The Norwegian welfare state is based on the tax system. Taxes are used to pay for important public services such as education, transport and health services. This overview provides you with a useful starting point for learning about the Norwegian tax system.
Taxation in Norway
- Taxes most likely to affect an international researcher staying and/or working in Norway are income tax, wealth tax, and value added tax (VAT). Income and wealth are levied as direct taxes by the state, county, and municipality, value added tax is an indirect tax by the state.
- Your tax status in Norway depends on personal circumstances and possibly on the provisions of a tax treaty (regjeringen.no) between Norway and the country in which you were a resident before arriving.
- Your tax situation depends on your residence status, according to Norwegian tax law. As a tax resident you are subject to tax in Norway on your worldwide income and capital. As a non-tax resident you are liable to tax on certain Norwegian-source income only, i.e. from employment exercised in Norway and income from real and personal property situated in Norway.
- An individual is deemed to be tax-resident in Norway if he or she stays in Norway for more than 183 days in any 12-month period (each day counts), or more than 270 days in any 36-month period.

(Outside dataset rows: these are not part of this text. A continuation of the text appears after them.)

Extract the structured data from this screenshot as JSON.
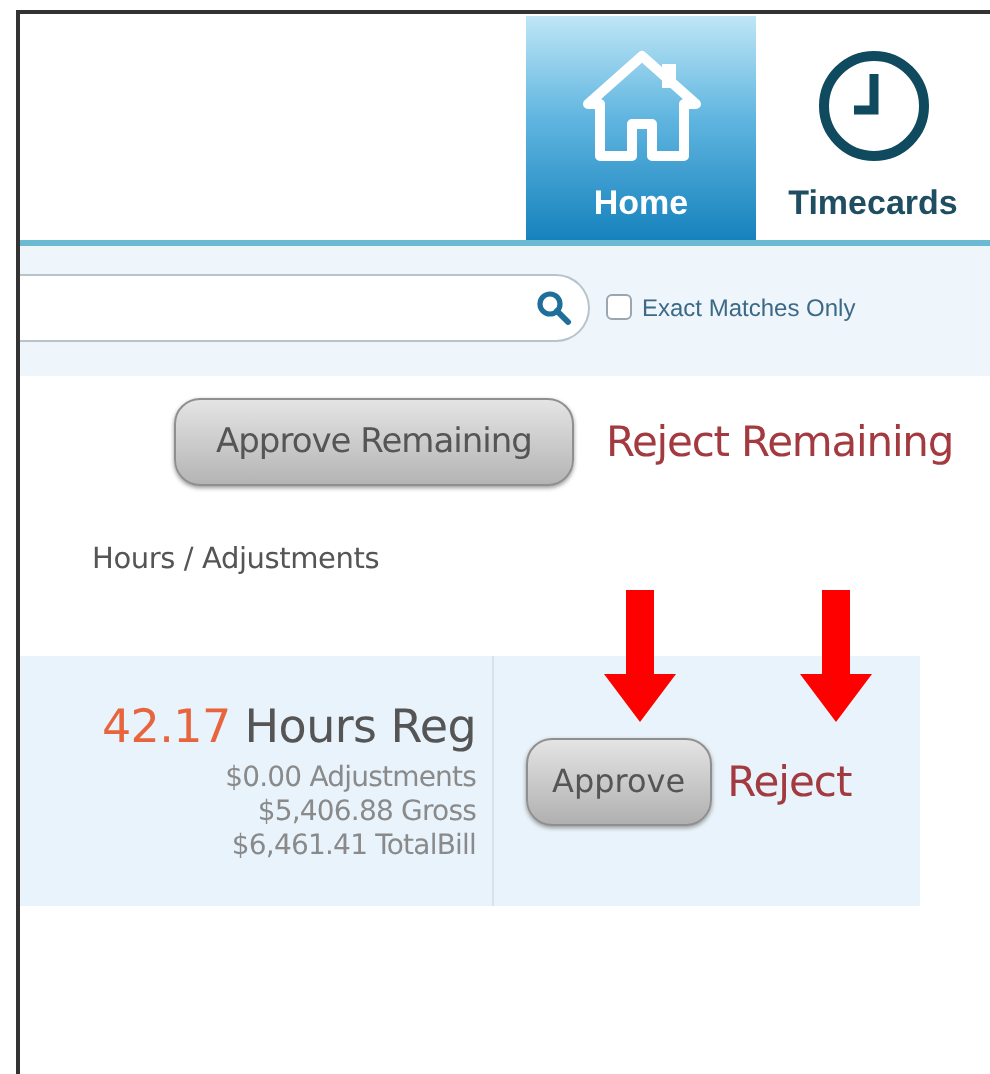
{
  "nav_tabs": [
    {
      "label": "Home",
      "kind": "house",
      "selected": true
    },
    {
      "label": "Timecards",
      "kind": "clock",
      "selected": false
    }
  ],
  "search": {
    "exact_matches_only": {
      "label": "Exact Matches Only",
      "checked": false
    }
  },
  "bulk_actions": {
    "approve": "Approve Remaining",
    "reject": "Reject Remaining"
  },
  "column_header": "Hours / Adjustments",
  "rows": [
    {
      "hours": "42.17",
      "hours_label": "Hours Reg",
      "adjustments": "$0.00 Adjustments",
      "gross": "$5,406.88 Gross",
      "total_bill": "$6,461.41 TotalBill",
      "approve": "Approve",
      "reject": "Reject"
    }
  ],
  "annotations": [
    {
      "kind": "down-arrow"
    },
    {
      "kind": "down-arrow"
    }
  ]
}
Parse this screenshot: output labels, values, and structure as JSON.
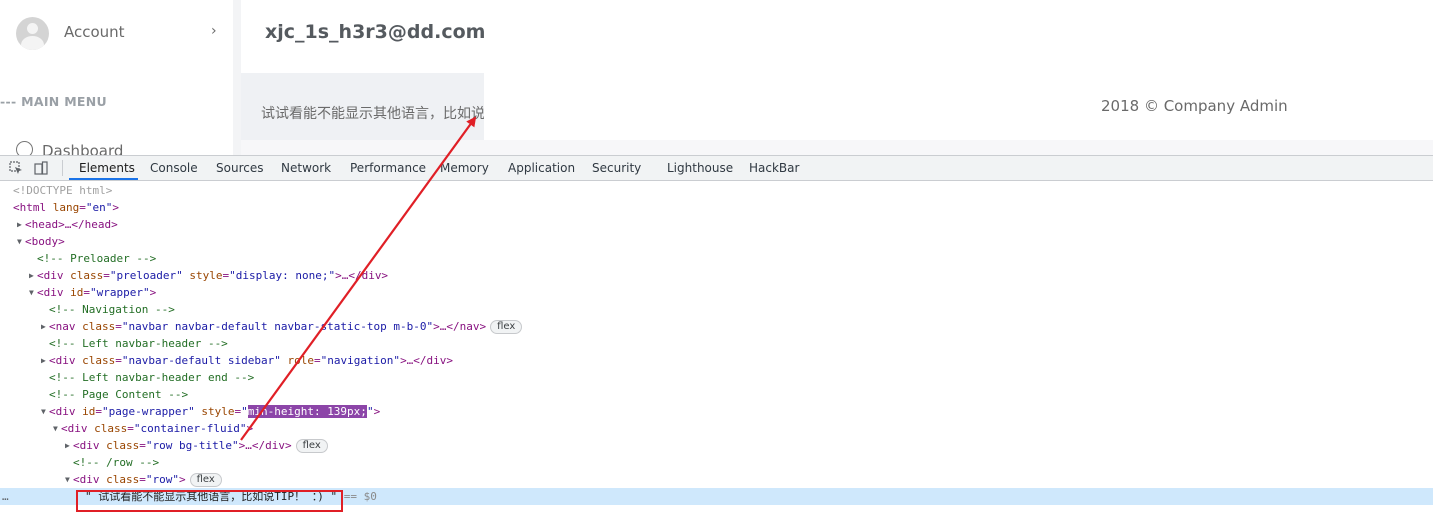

The individual will be regarded as resident from the calendar year when the aggregate stay exceeds 183/270 days.
- The fiscal year is the calendar year.
How is income tax calculated?
From 2019, a new and simplified tax scheme has come into effect. The scheme is meant for foreign workers who have time-limited work stays in Norway. This scheme is called PAYE – Pay As You Earn (skatteetaten.no). Most new foreign workers will fall under this scheme the first year they work in Norway.
You can choose to pay tax according to the general tax rules instead of the PAYE scheme. You can make your selection when you apply for a tax deduction card. Note that if you choose to pay tax according to the general tax rules instead of the PAYE scheme, you cannot change your decision.
- Paying taxes in Norway requires that you have a permanent or temporary national identity number and a tax deduction card.
- Check how you obtain a tax deduction card upon arrival in Norway.
- Note: If you have a D-number, your tax card will NOT be automatically renewed at the turn of the year. For example, if you arrived in Norway in 2019 and received a tax card when you started to work in Norway, you must still apply for a new tax card for 2020. If you have not applied for a tax card for 2020, UiO is obliged to deduct 50 % taxes from your salary, from February onwards.
- Settlement of income and wealth taxes is finalized by means of a tax return (skattemelding).
- The tax return is due by 30 April the year following the income year.
- Tax-liable individuals staying in Norway for a maximum of 183 days, may request an advance tax assessment from the local tax Office.
- Read more about tax return.
- Wealth tax (skatteetaten.no) is charged on the net wealth of an individual per 1 January every year.
- Value added tax (skatteetaten.no) is a general tax levied on sales (i.e. goods and services) within the country and on imports.